WHAT IS BEING ASKED
Please tally the lines below that contain the string "explicit" and reply with that figure only.

*** Begin section ***

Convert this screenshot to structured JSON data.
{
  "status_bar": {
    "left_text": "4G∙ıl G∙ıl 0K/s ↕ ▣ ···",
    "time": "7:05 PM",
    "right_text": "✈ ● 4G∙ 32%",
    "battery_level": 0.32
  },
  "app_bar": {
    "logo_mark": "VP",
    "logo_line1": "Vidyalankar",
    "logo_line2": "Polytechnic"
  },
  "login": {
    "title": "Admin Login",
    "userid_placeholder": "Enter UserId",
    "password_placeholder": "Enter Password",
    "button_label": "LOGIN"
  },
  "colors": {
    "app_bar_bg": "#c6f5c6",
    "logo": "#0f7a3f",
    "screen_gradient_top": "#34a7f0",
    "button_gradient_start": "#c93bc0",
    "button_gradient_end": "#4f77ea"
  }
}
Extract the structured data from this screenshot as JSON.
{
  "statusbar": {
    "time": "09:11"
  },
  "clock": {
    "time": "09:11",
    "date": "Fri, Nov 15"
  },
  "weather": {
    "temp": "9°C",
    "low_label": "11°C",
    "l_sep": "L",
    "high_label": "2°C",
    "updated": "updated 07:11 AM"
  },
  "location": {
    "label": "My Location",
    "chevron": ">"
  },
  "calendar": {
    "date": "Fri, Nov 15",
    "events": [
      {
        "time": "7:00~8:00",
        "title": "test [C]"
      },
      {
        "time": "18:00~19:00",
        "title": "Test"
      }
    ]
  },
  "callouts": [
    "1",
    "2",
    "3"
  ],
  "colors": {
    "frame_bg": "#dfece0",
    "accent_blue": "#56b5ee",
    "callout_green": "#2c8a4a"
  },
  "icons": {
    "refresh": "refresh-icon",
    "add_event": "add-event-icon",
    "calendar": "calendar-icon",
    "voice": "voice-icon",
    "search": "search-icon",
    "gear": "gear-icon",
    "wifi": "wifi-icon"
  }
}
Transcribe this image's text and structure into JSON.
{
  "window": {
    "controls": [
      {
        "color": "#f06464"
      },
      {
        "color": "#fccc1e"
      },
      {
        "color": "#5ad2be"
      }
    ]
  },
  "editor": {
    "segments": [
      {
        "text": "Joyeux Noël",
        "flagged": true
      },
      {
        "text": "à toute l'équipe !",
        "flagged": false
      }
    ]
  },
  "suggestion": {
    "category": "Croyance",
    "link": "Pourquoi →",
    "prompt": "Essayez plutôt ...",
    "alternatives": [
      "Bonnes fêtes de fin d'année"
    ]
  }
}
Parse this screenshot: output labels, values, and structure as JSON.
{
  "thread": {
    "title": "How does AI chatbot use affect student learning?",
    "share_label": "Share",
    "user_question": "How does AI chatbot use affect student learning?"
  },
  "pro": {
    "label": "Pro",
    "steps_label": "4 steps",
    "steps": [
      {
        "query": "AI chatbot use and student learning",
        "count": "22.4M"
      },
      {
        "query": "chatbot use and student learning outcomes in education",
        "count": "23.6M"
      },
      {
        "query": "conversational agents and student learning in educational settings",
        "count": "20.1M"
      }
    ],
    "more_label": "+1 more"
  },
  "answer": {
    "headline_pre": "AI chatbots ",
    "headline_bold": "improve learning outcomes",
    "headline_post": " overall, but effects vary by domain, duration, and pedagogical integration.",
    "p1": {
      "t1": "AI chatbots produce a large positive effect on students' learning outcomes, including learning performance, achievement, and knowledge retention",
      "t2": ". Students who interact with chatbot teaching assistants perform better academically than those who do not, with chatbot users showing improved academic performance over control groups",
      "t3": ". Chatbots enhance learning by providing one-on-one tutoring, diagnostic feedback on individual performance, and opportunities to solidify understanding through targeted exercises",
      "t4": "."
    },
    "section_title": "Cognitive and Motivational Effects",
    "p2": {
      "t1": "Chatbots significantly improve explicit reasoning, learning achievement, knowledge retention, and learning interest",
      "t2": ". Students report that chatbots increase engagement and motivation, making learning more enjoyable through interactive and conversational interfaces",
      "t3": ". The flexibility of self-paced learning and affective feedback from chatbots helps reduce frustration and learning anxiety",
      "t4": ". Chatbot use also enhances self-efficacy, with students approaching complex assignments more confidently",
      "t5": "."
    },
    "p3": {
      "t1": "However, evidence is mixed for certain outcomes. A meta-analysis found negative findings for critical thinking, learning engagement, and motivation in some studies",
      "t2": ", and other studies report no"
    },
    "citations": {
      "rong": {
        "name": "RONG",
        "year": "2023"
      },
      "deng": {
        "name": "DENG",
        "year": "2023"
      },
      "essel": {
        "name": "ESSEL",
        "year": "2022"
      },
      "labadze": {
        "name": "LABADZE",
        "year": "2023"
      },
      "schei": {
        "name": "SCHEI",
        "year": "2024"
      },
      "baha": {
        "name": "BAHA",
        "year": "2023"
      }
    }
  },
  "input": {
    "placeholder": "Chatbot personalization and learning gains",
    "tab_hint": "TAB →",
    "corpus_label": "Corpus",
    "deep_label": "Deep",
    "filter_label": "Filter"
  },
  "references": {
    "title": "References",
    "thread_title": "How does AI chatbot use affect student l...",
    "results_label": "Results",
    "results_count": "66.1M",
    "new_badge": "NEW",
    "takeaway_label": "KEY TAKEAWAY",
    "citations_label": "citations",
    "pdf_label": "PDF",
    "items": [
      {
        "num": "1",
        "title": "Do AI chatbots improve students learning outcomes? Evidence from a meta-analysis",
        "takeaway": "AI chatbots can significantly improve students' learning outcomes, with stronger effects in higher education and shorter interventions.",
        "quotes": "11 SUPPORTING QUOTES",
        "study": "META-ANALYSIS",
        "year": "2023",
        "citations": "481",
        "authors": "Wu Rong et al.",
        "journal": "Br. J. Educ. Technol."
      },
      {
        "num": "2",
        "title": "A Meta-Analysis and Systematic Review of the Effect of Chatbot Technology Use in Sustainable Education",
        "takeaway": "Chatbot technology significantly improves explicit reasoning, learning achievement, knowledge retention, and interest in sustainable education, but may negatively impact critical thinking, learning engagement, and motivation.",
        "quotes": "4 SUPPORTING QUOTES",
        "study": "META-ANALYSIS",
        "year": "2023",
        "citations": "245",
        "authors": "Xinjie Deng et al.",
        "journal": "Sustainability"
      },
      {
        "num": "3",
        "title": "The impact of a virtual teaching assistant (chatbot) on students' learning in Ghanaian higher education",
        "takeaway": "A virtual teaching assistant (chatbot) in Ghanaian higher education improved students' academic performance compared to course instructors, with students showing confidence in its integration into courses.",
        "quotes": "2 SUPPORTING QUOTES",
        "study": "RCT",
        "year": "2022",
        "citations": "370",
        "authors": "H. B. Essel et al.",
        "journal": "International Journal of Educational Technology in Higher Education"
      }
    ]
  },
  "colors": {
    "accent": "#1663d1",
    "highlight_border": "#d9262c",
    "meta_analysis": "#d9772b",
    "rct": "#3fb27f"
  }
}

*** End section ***

WRITTEN RESPONSE
2